## Task material

########

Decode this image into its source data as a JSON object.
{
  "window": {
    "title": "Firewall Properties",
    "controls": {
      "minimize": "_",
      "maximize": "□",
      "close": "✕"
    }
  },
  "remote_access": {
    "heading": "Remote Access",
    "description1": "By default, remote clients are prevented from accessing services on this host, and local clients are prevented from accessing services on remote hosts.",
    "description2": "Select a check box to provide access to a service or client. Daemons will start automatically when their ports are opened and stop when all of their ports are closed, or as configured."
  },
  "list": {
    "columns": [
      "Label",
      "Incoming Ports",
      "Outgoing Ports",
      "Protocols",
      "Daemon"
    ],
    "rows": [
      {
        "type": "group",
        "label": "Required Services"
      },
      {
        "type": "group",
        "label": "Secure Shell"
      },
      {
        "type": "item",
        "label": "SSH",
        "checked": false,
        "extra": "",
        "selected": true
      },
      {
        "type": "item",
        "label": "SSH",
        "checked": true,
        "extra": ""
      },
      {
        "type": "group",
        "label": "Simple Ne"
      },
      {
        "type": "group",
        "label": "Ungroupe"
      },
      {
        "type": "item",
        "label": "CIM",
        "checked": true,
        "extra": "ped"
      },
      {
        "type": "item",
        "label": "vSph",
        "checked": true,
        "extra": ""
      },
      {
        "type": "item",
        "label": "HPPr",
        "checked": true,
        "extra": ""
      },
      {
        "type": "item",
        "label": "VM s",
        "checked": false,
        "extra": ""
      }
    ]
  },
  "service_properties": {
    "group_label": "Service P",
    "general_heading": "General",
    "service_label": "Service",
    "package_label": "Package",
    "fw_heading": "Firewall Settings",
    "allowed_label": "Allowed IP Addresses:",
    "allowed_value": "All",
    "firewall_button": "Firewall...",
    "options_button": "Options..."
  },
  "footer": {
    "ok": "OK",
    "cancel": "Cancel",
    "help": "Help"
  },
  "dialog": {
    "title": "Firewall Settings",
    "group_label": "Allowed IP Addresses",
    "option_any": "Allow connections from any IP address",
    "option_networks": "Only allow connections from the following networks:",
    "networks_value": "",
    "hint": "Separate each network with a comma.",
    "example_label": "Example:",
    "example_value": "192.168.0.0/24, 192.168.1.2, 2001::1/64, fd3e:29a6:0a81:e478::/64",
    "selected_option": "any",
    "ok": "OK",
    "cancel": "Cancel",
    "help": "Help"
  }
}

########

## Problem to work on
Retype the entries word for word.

## Solution to this exercise
Decode this image into its source data as a JSON object.
{
  "window": {
    "title": "Firewall Properties",
    "controls": {
      "minimize": "_",
      "maximize": "□",
      "close": "✕"
    }
  },
  "remote_access": {
    "heading": "Remote Access",
    "description1": "By default, remote clients are prevented from accessing services on this host, and local clients are prevented from accessing services on remote hosts.",
    "description2": "Select a check box to provide access to a service or client. Daemons will start automatically when their ports are opened and stop when all of their ports are closed, or as configured."
  },
  "list": {
    "columns": [
      "Label",
      "Incoming Ports",
      "Outgoing Ports",
      "Protocols",
      "Daemon"
    ],
    "rows": [
      {
        "type": "group",
        "label": "Required Services"
      },
      {
        "type": "group",
        "label": "Secure Shell"
      },
      {
        "type": "item",
        "label": "SSH",
        "checked": false,
        "extra": "",
        "selected": true
      },
      {
        "type": "item",
        "label": "SSH",
        "checked": true,
        "extra": ""
      },
      {
        "type": "group",
        "label": "Simple Ne"
      },
      {
        "type": "group",
        "label": "Ungroupe"
      },
      {
        "type": "item",
        "label": "CIM",
        "checked": true,
        "extra": "ped"
      },
      {
        "type": "item",
        "label": "vSph",
        "checked": true,
        "extra": ""
      },
      {
        "type": "item",
        "label": "HPPr",
        "checked": true,
        "extra": ""
      },
      {
        "type": "item",
        "label": "VM s",
        "checked": false,
        "extra": ""
      }
    ]
  },
  "service_properties": {
    "group_label": "Service P",
    "general_heading": "General",
    "service_label": "Service",
    "package_label": "Package",
    "fw_heading": "Firewall Settings",
    "allowed_label": "Allowed IP Addresses:",
    "allowed_value": "All",
    "firewall_button": "Firewall...",
    "options_button": "Options..."
  },
  "footer": {
    "ok": "OK",
    "cancel": "Cancel",
    "help": "Help"
  },
  "dialog": {
    "title": "Firewall Settings",
    "group_label": "Allowed IP Addresses",
    "option_any": "Allow connections from any IP address",
    "option_networks": "Only allow connections from the following networks:",
    "networks_value": "",
    "hint": "Separate each network with a comma.",
    "example_label": "Example:",
    "example_value": "192.168.0.0/24, 192.168.1.2, 2001::1/64, fd3e:29a6:0a81:e478::/64",
    "selected_option": "any",
    "ok": "OK",
    "cancel": "Cancel",
    "help": "Help"
  }
}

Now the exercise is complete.